(Entries taken from a collection)
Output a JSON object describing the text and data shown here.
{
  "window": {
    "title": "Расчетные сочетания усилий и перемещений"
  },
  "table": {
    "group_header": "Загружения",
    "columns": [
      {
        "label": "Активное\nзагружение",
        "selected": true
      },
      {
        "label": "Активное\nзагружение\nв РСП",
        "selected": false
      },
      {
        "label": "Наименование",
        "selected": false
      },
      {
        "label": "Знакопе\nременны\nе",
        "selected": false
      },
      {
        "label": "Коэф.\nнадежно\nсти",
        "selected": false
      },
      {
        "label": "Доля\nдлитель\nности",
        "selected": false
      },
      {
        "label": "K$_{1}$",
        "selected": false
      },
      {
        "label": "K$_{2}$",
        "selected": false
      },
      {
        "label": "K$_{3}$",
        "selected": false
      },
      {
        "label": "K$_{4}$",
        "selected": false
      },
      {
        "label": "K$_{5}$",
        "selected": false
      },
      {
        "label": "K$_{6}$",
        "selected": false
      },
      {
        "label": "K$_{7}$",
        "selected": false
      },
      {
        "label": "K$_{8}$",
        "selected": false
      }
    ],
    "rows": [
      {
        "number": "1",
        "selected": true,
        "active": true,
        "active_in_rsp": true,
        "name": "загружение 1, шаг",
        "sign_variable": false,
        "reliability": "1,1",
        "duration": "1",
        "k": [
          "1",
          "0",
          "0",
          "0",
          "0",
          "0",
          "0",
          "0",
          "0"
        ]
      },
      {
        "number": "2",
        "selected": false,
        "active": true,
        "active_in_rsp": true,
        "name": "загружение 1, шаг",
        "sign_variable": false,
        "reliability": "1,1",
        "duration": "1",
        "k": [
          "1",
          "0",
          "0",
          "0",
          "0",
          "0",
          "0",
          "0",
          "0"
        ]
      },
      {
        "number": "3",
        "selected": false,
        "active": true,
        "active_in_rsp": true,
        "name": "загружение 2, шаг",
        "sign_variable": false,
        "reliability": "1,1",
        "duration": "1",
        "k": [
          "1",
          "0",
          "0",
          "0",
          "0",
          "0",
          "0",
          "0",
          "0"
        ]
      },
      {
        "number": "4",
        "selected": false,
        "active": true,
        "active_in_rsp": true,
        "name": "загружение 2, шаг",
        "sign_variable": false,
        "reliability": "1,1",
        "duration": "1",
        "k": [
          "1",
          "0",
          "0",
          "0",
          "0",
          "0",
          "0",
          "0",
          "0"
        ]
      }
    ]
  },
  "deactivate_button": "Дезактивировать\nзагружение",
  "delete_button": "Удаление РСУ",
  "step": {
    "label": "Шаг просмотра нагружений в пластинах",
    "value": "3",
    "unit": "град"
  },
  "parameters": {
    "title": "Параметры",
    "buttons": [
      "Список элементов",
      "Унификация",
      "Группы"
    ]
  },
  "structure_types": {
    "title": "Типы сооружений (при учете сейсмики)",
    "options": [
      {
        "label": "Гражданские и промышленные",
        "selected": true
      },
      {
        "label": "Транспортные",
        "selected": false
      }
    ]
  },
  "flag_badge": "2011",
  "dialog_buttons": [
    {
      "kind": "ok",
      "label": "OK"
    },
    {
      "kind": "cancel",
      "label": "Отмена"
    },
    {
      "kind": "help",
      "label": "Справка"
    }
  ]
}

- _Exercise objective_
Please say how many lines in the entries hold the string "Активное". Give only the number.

- _Task output_
2